Segment Start: Records for processing

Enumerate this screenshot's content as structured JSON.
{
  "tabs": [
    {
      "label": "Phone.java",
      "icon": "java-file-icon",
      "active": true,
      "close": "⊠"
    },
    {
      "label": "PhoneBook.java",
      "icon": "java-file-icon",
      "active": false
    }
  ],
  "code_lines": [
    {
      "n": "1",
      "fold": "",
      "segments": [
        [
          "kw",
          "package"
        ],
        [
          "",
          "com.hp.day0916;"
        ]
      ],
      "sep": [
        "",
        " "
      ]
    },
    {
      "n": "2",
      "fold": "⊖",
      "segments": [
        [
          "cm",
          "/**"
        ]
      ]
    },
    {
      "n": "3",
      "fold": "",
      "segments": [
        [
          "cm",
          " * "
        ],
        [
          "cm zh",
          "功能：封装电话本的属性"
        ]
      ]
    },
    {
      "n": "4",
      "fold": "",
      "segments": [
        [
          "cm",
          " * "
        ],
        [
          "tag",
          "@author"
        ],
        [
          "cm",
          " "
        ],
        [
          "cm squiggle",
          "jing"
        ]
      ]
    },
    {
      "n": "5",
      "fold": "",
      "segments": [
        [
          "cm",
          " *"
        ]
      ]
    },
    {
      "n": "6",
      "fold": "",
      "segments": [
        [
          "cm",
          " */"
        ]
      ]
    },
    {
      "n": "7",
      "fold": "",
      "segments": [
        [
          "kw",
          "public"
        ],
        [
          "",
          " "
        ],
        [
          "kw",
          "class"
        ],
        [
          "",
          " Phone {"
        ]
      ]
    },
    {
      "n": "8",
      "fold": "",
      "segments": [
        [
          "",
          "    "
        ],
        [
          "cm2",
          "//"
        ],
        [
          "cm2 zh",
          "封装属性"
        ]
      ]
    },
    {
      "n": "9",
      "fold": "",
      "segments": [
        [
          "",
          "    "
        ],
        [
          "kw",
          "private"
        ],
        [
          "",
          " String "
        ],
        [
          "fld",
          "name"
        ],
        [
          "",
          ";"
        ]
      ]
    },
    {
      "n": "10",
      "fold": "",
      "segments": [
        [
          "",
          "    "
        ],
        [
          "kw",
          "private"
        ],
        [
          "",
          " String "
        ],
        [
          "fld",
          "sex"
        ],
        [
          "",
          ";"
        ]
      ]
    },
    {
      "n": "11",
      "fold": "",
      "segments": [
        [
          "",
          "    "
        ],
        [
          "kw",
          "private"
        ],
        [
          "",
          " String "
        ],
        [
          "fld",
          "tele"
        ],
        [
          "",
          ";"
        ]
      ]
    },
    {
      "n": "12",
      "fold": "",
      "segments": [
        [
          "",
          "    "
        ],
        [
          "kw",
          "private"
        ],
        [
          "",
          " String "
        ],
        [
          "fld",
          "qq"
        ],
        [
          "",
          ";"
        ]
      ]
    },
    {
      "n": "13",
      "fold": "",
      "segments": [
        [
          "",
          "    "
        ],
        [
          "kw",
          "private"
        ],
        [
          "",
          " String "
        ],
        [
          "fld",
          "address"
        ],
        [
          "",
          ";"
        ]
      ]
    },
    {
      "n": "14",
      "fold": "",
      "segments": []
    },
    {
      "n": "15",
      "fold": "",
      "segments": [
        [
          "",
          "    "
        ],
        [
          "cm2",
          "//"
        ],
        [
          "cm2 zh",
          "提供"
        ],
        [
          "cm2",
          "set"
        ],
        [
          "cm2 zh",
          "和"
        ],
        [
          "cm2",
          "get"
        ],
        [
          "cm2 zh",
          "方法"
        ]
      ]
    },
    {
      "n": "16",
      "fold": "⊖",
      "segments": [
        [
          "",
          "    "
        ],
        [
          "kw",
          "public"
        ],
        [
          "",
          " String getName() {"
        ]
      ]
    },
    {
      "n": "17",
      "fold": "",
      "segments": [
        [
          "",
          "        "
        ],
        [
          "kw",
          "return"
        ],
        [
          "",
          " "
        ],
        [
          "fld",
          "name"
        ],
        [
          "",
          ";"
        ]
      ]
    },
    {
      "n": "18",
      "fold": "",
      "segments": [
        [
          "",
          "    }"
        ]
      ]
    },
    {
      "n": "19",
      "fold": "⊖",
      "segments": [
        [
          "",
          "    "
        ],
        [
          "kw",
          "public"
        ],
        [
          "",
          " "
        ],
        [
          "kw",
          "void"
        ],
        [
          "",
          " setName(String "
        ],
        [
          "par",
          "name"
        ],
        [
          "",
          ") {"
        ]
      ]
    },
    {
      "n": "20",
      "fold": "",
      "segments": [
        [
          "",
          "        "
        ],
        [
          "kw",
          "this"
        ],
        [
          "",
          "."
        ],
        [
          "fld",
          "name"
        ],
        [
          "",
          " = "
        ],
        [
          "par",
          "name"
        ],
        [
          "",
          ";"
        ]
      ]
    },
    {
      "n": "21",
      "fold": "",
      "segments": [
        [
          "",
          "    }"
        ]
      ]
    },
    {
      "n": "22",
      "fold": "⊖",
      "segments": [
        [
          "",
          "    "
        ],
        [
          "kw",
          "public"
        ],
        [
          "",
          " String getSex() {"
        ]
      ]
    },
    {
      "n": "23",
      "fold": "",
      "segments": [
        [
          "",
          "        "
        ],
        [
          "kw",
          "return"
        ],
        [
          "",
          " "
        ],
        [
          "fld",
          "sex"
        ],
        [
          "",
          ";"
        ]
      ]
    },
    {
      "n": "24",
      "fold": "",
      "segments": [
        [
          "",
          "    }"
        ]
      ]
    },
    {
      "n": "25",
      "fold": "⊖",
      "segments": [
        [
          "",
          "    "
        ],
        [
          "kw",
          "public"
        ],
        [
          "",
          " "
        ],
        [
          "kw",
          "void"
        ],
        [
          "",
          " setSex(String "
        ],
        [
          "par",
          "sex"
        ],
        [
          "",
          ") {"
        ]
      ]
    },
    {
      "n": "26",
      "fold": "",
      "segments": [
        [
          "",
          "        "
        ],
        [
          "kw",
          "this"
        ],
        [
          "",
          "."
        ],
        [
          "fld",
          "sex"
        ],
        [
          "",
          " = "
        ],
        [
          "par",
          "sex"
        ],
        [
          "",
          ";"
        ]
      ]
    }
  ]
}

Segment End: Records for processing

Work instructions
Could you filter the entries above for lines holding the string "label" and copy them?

Exercise answer
      "label": "Phone.java",
      "label": "PhoneBook.java",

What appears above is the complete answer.